- For Dupont Gikfun 3 x 40P 20cm Dupont Wire Jumper Cable 2.54 1P-1P Male-Male/Female-Female/Female-Male EK8403

Step 1: Check Breadboard Power Rail Consistent Connectivity

Get 2 dupont jumper cables, connect 1 at the rail start and one at the rail end. Now grab your voltmeter and set it on Ohm or connectivity measuring mode then connect the tips to the end of the jumper cables. Make sure that the rail is consistent.

Step 2: If Your Breadboard's Power Rail Connectivity Is Continuous You Can Skip This Step

If the power rail connectivity is not consistent then consider using jumper wires to fix that.

Step 3: Arduino Nano Connection

Connect the Arduino Nano and connect its 5V out and GND to power rails as depicted in the image above.

Step 4: Connect the HC-05 Bluetooth Module

Now let’s connect the HC-05 and its power sockets. Vcc to the Arduino 5V and GND to Arduino GND.

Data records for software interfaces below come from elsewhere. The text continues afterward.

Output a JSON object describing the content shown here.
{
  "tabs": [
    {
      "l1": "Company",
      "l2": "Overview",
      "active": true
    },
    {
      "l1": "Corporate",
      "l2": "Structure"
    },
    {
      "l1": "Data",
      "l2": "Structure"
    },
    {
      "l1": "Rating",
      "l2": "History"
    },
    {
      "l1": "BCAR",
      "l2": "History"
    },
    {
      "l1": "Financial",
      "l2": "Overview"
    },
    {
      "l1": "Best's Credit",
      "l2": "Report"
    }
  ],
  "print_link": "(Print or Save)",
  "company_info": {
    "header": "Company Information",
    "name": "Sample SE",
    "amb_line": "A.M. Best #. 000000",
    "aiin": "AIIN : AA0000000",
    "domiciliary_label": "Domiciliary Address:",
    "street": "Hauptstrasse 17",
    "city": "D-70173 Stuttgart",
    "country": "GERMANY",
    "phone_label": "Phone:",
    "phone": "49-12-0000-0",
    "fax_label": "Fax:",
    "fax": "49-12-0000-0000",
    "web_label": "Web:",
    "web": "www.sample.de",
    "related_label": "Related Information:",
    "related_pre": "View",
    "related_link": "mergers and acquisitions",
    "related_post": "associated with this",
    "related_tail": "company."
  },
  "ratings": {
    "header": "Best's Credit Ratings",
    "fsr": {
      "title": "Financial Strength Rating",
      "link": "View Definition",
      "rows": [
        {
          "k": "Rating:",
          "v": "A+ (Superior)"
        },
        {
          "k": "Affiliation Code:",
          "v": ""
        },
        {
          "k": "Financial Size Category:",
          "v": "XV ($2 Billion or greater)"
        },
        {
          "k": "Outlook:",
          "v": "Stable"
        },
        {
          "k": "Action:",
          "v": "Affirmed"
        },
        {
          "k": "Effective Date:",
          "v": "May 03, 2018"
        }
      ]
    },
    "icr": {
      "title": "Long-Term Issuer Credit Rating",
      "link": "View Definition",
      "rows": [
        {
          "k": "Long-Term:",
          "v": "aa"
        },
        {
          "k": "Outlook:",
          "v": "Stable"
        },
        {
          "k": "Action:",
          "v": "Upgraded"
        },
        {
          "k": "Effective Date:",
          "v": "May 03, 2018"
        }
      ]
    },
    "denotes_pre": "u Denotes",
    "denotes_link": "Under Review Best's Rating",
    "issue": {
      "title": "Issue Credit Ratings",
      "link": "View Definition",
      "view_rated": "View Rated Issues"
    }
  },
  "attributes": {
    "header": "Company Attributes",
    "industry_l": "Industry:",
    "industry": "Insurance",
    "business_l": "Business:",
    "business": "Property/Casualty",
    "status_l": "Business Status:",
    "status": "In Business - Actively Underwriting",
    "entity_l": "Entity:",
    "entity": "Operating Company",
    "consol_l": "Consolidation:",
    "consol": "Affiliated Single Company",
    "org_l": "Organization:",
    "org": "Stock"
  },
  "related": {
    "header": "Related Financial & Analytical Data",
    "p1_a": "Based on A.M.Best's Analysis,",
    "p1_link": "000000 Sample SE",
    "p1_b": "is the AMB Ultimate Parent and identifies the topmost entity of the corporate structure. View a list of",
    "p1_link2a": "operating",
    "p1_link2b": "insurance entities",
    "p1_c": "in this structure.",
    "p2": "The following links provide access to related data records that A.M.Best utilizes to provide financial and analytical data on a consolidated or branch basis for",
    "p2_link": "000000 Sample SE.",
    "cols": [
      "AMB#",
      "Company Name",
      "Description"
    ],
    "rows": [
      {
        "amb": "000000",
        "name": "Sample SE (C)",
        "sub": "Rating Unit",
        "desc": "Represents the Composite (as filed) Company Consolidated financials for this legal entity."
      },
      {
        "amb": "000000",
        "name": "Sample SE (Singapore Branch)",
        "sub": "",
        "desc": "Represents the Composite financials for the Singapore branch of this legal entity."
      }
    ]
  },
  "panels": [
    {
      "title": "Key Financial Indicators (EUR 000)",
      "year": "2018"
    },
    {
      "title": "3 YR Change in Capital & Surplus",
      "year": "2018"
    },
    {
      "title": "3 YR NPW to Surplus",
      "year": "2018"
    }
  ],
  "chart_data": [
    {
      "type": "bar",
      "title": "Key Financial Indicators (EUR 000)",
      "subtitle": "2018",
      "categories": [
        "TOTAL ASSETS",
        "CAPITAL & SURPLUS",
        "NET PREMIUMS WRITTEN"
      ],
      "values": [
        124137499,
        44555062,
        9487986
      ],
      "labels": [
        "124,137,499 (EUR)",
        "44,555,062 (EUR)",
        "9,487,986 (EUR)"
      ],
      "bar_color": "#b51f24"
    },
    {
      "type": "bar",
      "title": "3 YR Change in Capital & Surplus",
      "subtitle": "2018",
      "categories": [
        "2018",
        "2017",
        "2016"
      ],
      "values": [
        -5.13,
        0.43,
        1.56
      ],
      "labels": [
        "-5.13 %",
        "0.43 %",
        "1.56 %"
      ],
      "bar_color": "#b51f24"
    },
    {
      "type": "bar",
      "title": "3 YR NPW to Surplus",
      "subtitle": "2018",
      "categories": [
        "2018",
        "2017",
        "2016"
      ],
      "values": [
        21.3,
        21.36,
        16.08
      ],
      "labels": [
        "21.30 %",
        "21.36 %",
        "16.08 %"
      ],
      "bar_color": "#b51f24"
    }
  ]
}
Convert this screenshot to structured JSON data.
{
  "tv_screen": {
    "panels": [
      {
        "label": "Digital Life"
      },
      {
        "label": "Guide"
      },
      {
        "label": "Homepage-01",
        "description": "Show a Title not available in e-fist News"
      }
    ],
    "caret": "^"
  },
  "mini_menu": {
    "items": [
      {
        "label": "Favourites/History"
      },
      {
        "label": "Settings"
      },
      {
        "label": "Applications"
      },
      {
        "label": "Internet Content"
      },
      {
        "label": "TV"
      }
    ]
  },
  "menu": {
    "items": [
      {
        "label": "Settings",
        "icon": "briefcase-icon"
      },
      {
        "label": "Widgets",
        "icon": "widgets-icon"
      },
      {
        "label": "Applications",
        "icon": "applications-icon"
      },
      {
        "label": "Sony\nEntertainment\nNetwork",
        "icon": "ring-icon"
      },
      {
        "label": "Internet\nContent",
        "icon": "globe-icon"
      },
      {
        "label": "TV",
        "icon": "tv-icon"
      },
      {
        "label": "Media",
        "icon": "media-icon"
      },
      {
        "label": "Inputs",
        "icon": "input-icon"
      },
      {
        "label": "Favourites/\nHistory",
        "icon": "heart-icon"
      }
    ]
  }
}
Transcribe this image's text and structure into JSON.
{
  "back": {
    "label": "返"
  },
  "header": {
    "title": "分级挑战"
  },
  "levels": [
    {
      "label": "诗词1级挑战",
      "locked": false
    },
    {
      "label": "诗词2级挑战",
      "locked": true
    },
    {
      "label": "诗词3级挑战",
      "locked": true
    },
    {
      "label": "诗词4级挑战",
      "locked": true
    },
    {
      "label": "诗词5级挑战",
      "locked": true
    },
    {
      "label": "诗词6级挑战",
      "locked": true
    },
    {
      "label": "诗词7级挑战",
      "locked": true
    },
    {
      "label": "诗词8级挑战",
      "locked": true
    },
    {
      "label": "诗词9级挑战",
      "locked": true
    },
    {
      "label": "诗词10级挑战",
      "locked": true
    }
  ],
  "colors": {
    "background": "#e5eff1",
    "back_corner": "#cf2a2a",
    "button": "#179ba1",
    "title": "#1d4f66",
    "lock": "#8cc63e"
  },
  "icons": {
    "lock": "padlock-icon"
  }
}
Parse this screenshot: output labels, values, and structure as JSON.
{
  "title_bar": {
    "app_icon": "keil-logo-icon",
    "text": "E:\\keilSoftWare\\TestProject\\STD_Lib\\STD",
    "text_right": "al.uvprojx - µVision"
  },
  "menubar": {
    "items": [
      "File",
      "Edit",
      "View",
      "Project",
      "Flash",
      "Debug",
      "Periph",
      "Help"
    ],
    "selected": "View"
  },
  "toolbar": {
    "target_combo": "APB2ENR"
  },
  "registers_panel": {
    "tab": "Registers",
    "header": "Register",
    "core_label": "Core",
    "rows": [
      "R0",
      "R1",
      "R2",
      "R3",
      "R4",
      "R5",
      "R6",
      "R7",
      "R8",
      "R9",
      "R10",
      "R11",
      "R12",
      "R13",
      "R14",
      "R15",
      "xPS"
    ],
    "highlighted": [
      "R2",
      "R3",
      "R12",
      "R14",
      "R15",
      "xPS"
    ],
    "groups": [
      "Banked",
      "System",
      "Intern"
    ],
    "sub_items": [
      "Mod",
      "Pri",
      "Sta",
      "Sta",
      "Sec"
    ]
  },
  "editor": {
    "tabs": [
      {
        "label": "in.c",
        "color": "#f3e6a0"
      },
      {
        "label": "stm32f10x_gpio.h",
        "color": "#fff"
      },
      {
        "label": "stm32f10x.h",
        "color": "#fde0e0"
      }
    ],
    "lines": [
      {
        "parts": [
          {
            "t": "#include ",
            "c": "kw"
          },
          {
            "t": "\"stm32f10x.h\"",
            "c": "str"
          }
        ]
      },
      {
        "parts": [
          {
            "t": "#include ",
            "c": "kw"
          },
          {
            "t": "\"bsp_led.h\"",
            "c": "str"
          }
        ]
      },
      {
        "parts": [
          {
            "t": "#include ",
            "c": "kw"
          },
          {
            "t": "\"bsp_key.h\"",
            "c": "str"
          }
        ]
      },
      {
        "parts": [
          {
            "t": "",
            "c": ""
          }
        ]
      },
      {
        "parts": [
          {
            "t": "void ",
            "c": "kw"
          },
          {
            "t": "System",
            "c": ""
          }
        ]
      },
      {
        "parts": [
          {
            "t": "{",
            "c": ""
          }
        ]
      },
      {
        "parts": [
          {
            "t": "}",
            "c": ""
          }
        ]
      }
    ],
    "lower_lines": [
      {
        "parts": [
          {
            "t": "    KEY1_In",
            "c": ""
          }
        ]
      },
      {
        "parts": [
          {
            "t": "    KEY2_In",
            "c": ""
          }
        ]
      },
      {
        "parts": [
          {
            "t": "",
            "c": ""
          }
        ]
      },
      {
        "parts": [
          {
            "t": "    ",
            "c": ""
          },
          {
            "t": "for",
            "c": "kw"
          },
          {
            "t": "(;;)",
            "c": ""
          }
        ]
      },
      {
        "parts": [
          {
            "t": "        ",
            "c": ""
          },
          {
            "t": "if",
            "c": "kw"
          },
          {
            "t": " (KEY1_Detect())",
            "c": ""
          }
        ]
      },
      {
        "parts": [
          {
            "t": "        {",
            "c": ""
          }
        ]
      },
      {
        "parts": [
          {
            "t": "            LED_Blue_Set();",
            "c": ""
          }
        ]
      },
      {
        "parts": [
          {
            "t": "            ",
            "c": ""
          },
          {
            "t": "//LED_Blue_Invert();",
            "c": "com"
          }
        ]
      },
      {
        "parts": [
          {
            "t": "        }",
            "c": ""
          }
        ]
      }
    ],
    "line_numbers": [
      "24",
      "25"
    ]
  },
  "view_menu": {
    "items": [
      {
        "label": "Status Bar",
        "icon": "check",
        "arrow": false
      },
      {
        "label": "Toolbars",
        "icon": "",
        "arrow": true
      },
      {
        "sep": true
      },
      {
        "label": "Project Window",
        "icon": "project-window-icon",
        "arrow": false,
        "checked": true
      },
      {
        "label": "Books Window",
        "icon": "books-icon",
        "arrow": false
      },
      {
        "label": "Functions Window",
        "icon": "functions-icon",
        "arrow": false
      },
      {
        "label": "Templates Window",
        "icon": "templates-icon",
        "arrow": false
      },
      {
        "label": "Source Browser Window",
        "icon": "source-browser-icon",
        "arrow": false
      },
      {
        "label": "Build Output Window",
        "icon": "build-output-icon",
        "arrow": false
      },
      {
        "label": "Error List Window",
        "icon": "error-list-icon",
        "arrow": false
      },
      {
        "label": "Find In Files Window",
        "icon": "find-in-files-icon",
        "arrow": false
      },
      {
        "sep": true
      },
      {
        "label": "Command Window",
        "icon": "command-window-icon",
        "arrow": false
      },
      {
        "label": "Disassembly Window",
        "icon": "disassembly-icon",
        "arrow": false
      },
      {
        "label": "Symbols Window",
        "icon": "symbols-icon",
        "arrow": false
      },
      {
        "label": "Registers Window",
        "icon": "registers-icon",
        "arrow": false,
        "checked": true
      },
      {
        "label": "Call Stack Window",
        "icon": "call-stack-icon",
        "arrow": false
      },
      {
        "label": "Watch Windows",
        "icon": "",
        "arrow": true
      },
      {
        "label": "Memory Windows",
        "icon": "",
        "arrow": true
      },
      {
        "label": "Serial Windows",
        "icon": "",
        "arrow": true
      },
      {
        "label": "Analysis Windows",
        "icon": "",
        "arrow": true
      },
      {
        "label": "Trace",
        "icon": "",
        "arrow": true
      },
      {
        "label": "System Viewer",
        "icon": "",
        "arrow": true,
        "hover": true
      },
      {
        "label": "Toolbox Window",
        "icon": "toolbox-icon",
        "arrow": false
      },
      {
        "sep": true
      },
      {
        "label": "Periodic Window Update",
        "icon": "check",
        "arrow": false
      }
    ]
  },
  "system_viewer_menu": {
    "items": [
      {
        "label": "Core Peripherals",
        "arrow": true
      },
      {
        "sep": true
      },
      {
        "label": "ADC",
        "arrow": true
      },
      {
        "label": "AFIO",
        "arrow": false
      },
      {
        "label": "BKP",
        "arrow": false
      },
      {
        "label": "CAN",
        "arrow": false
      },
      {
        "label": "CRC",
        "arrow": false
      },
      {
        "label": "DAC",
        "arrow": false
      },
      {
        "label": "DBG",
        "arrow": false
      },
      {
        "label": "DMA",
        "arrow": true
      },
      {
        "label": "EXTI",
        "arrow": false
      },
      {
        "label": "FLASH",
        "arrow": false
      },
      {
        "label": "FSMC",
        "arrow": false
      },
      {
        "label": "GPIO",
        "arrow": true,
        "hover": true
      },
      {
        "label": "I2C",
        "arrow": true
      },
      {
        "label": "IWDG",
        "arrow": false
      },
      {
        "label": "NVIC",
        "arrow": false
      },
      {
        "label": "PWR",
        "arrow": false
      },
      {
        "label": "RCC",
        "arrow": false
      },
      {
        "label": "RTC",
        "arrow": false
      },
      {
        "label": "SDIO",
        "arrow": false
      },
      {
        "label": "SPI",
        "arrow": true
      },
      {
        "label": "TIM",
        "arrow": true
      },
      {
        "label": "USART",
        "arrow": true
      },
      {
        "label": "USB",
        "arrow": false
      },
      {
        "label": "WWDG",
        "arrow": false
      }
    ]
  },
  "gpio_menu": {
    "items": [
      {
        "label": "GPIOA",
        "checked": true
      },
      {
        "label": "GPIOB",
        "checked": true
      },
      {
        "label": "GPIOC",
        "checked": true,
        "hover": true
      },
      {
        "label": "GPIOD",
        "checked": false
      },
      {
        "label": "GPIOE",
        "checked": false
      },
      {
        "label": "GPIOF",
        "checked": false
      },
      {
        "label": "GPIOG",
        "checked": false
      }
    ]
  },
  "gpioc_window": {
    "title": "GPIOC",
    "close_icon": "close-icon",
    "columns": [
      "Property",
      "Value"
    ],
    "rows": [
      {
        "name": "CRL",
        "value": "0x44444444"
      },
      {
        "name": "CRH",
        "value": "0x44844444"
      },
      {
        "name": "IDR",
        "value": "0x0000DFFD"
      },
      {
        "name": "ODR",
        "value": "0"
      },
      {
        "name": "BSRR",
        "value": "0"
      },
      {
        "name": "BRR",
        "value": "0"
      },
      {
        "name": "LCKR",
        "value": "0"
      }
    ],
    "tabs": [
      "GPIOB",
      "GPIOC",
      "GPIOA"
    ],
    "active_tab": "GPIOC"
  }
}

Step 5: Connect the Bluetooth Module TxD

Next we will connect the HC-05 TXD (this is the pin where all data received from the mobile will be transmitted via it to Arduino) to Arduino pin D3.

Step 6: Connect the Bluetooth RxD Module Using the Voltage Divider

Now we will have to connect the HC-05 RXD. First we need to establish a voltage divider using the 2K and the 4.6K ohm resistors. First connect one end of the 2K resistor to Arduino D2 pin, the connect the other end to any unused line in the breadboard, then into this line connect the 4.6K resistor and the other end to the GND. See the image above.

Connect a dupont jumper originating from the centre point between the 2 resistor and connect it to the HC-05 RXD.

Step 7: Create the Arduino Sketch

You are all done now with the hardware work. Let’s move to programming. Grab you USB cable and connect the Arduino to your laptop and use the code below:

#include <SoftwareSerial.h>

// Define the data transmit/receive pins in Arduino

#define TxD 2

#define RxD 3

SoftwareSerial mySerial(RxD, TxD); // RX, TX for Bluetooth

void setup() {

mySerial.begin(9600); // For Bluetooth

Serial.begin(9600); // For the IDE monitor Tools -> Serial Monitor

// Any code that you want to run once....


void loop() {

// put your main code here, to run repeatedly:

boolean isValidInput; do { byte c; // get the next character from the bluetooth serial port

while ( !mySerial.available() ) ; // LOOP...

c =; // Execute the option based on the character recieved

Serial.print(c); // Print the character received to the IDE serial monitor

switch ( c ) {

case 'a': // You've entered a

// Do the code you need when 'a' is received.....

mySerial.println( "You've entered an 'a'" );

isValidInput = true;


case 'b': // You've entered b

// Do the code you need when 'a' is received.....

mySerial.println( "You've entered an 'b'" );

isValidInput = true;



// Do the code you need when any other character is received.....

mySerial.println( "Please enter 'a' or 'b'" );

isValidInput = false;



} while ( isValidInput == true ); // Repeat the loop


Step 8: Congrats, You Are All Done :)

Oh, forgot to tell you, download and use BT-Term (S2 Terminal for Bluetooth) downloadable from the Google PlayStore to send characters to your module

Hope this tutorial helps!